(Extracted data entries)
____________

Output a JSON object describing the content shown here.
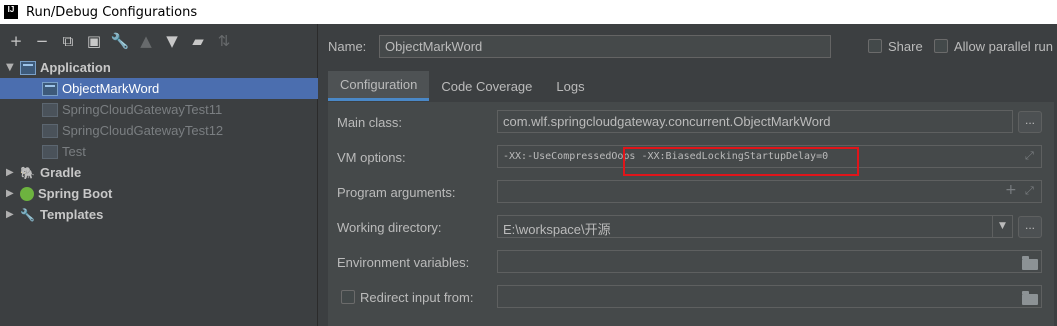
{
  "window": {
    "title": "Run/Debug Configurations",
    "logo": "IJ"
  },
  "toolbar": {
    "icons": [
      "add-icon",
      "remove-icon",
      "copy-icon",
      "save-icon",
      "wrench-icon",
      "move-up-icon",
      "move-down-icon",
      "new-folder-icon",
      "sort-icon"
    ]
  },
  "tree": {
    "application": {
      "label": "Application",
      "expanded": true
    },
    "items": [
      {
        "label": "ObjectMarkWord",
        "selected": true
      },
      {
        "label": "SpringCloudGatewayTest11"
      },
      {
        "label": "SpringCloudGatewayTest12"
      },
      {
        "label": "Test"
      }
    ],
    "gradle": {
      "label": "Gradle"
    },
    "spring_boot": {
      "label": "Spring Boot"
    },
    "templates": {
      "label": "Templates"
    }
  },
  "header": {
    "name_label": "Name:",
    "name_value": "ObjectMarkWord",
    "share_label": "Share",
    "parallel_label": "Allow parallel run"
  },
  "tabs": [
    {
      "label": "Configuration",
      "active": true
    },
    {
      "label": "Code Coverage"
    },
    {
      "label": "Logs"
    }
  ],
  "config": {
    "main_class_label": "Main class:",
    "main_class_value": "com.wlf.springcloudgateway.concurrent.ObjectMarkWord",
    "vm_options_label": "VM options:",
    "vm_options_value": "-XX:-UseCompressedOops -XX:BiasedLockingStartupDelay=0",
    "program_args_label": "Program arguments:",
    "program_args_value": "",
    "working_dir_label": "Working directory:",
    "working_dir_value": "E:\\workspace\\开源",
    "env_vars_label": "Environment variables:",
    "env_vars_value": "",
    "redirect_label": "Redirect input from:",
    "redirect_value": "",
    "browse_label": "..."
  },
  "colors": {
    "background": "#3c3f41",
    "selection": "#4b6eaf",
    "tab_underline": "#4a88c7",
    "highlight_box": "#e0151a"
  }
}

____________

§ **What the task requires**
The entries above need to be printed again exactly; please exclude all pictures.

§ **Answer for the task**
Output a JSON object describing the content shown here.
{
  "window": {
    "title": "Run/Debug Configurations",
    "logo": "IJ"
  },
  "toolbar": {
    "icons": [
      "add-icon",
      "remove-icon",
      "copy-icon",
      "save-icon",
      "wrench-icon",
      "move-up-icon",
      "move-down-icon",
      "new-folder-icon",
      "sort-icon"
    ]
  },
  "tree": {
    "application": {
      "label": "Application",
      "expanded": true
    },
    "items": [
      {
        "label": "ObjectMarkWord",
        "selected": true
      },
      {
        "label": "SpringCloudGatewayTest11"
      },
      {
        "label": "SpringCloudGatewayTest12"
      },
      {
        "label": "Test"
      }
    ],
    "gradle": {
      "label": "Gradle"
    },
    "spring_boot": {
      "label": "Spring Boot"
    },
    "templates": {
      "label": "Templates"
    }
  },
  "header": {
    "name_label": "Name:",
    "name_value": "ObjectMarkWord",
    "share_label": "Share",
    "parallel_label": "Allow parallel run"
  },
  "tabs": [
    {
      "label": "Configuration",
      "active": true
    },
    {
      "label": "Code Coverage"
    },
    {
      "label": "Logs"
    }
  ],
  "config": {
    "main_class_label": "Main class:",
    "main_class_value": "com.wlf.springcloudgateway.concurrent.ObjectMarkWord",
    "vm_options_label": "VM options:",
    "vm_options_value": "-XX:-UseCompressedOops -XX:BiasedLockingStartupDelay=0",
    "program_args_label": "Program arguments:",
    "program_args_value": "",
    "working_dir_label": "Working directory:",
    "working_dir_value": "E:\\workspace\\开源",
    "env_vars_label": "Environment variables:",
    "env_vars_value": "",
    "redirect_label": "Redirect input from:",
    "redirect_value": "",
    "browse_label": "..."
  },
  "colors": {
    "background": "#3c3f41",
    "selection": "#4b6eaf",
    "tab_underline": "#4a88c7",
    "highlight_box": "#e0151a"
  }
}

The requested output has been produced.